> [TASK TO CARRY OUT] Below are the records; copy out every line that holds the word "outlets".

[Interface dataset entries]
- - - - - - -

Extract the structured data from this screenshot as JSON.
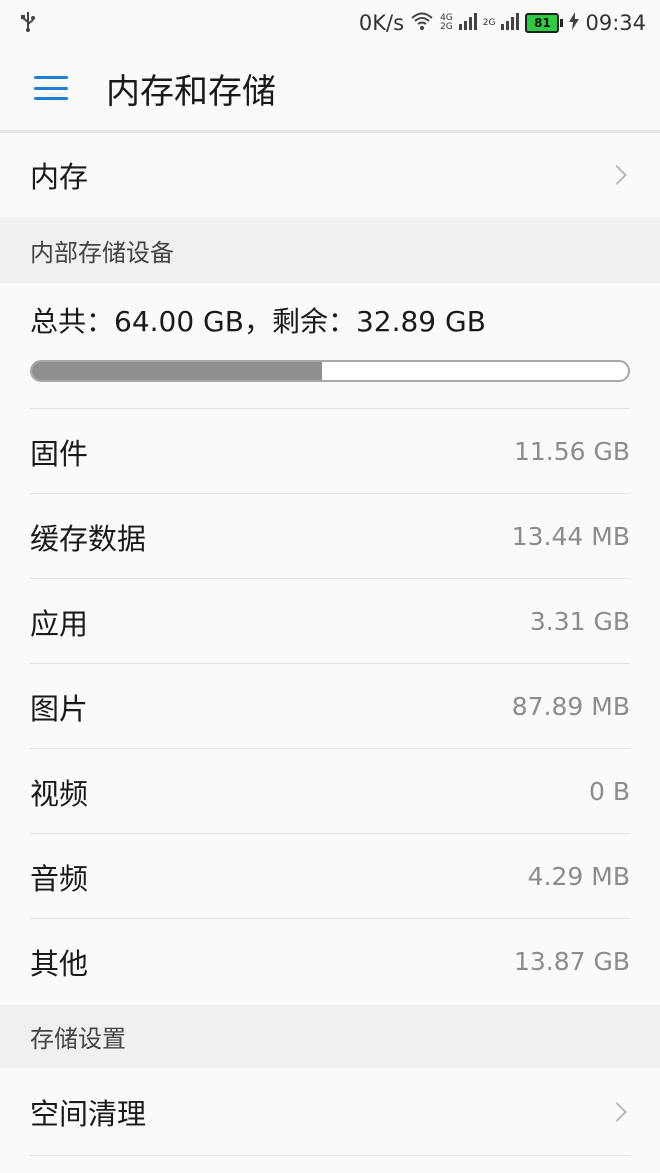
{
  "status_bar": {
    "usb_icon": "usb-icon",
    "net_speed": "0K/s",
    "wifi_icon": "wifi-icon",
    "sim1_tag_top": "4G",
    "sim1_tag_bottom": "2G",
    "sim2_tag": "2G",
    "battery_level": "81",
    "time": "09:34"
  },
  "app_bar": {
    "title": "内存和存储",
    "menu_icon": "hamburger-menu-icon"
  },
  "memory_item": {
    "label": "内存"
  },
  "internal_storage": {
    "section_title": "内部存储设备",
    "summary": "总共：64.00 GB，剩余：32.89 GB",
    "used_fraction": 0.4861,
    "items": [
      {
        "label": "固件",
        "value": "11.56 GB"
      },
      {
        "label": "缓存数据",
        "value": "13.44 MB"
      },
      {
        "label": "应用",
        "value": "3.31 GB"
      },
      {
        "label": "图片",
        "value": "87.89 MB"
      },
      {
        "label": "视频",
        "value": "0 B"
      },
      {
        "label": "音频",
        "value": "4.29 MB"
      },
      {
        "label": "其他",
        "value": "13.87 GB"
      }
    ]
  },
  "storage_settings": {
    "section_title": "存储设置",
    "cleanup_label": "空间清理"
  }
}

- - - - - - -

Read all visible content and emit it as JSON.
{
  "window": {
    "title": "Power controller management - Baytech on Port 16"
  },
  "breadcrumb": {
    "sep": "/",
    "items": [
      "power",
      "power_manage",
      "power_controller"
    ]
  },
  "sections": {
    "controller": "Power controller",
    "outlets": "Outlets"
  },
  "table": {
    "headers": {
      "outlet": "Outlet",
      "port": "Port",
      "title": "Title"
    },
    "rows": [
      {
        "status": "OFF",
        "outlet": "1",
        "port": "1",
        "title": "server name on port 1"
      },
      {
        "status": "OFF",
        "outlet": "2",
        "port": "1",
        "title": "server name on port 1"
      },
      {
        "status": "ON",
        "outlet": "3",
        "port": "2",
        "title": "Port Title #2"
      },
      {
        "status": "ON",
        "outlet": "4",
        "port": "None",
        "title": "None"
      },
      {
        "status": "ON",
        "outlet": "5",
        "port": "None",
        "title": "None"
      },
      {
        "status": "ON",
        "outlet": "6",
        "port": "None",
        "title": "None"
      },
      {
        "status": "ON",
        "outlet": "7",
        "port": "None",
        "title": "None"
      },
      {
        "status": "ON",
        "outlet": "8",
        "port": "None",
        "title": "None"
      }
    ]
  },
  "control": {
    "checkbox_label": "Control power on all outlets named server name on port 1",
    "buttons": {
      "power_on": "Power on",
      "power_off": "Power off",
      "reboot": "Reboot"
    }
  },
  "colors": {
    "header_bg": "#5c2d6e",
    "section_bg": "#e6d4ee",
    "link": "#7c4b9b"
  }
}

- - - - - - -

> [WRITTEN SOLUTION]
    "outlets": "Outlets"
    "checkbox_label": "Control power on all outlets named server name on port 1",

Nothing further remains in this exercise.